Although they are typically the ones to loan consumers money for mortgages, banks are not in the real estate game. Bank personal do not want to be in the business of showing and selling homes, but as the foreclosure rate increases steadily in America, many of the properties they mortgaged are reverting back to their ownership. When a property becomes Real Estate Owned (REO) a bank is the official owner of the defaulted property.

There are many stages of the foreclosure process. They are:

  • Pre-Lien
  • Lien
  • Notice of Default
  • Notice of Sale
  • Trustee of Sale
  • REO

During any of those stages, the original homeowner can still work on keeping their home. If they can renegotiate their mortgage with their lender or come up with the money in full to pay off their back debt then the process of foreclosure.
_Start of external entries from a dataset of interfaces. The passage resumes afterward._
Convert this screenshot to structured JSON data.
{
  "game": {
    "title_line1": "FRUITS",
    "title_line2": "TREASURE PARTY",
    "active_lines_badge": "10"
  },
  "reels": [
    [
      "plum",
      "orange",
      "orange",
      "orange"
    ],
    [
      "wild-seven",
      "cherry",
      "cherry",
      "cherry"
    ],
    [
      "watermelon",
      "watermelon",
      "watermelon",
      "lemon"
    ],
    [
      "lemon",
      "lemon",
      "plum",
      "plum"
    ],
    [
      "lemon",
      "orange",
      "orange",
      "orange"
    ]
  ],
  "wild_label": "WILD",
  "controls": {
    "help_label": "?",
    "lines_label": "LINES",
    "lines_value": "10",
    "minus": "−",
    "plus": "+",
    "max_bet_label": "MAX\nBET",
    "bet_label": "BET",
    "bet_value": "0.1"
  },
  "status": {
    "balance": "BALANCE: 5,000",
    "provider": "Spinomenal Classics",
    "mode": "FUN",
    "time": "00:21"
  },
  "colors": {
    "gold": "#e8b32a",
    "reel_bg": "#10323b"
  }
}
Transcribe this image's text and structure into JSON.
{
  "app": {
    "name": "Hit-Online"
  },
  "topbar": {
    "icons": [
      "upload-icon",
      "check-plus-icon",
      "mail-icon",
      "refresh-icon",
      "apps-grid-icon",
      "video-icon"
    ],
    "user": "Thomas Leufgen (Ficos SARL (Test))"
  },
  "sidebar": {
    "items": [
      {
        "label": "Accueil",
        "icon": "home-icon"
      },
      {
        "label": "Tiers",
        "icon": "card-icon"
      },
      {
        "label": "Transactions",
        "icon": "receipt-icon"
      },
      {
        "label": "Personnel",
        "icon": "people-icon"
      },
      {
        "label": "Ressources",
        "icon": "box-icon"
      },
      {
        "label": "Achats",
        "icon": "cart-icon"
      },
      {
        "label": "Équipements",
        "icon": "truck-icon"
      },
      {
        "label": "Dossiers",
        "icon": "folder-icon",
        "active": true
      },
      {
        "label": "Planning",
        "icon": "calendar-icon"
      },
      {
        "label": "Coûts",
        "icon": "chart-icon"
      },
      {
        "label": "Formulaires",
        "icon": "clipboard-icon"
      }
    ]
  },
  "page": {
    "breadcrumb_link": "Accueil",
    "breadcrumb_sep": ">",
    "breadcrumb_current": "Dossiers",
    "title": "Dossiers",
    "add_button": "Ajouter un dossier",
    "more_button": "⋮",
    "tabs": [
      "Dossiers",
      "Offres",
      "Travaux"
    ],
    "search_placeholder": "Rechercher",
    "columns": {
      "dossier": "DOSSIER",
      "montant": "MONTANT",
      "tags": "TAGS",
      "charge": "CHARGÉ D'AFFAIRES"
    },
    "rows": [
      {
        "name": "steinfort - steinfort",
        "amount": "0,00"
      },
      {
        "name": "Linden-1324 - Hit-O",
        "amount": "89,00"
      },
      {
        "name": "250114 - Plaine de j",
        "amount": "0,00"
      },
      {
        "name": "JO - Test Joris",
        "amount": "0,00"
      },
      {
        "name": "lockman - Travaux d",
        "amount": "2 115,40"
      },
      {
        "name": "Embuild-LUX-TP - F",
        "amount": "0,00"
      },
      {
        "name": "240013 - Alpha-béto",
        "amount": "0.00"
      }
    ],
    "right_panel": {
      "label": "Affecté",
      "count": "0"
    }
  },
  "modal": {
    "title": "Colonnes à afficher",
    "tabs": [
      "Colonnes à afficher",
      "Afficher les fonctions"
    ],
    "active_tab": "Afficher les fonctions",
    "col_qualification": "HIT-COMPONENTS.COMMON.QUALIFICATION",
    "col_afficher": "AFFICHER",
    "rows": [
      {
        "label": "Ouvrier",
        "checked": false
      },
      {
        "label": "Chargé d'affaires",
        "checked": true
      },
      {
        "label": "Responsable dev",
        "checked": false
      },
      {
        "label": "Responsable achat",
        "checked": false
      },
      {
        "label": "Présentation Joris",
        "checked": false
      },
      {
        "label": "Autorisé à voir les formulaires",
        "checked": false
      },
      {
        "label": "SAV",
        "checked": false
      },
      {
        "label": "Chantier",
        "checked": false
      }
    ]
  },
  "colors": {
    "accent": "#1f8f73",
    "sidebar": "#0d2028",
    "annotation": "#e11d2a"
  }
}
The last step of the foreclosure process is when a home becomes REO. A home will become Real Estate Owned only occur if a home cannot be sold through a Sheriff or Public Trustee Sale or if the homeowner negotiates an agreement with the bank during a pre-foreclosure or at the public auction. At that point in time the property then reverts back to the lender. If the loan was backed by a government agency such as HUD, the property may become a government foreclosure. Homes sold directly through lenders are sold with a clean title, meaning no additional taxes are due.

The bank then has a goal to sell the property to make-up for the unpaid loan amount. Knowing that there may be a substantial amount of money to recoup, the lender typically clears the title and will perform the needed maintenance and repair on the home. After that point, the REO property is generally sold as is. Because the bank is investing some money in to try to bridge the gap of their financial losses, the bargains for these types of properties are limited.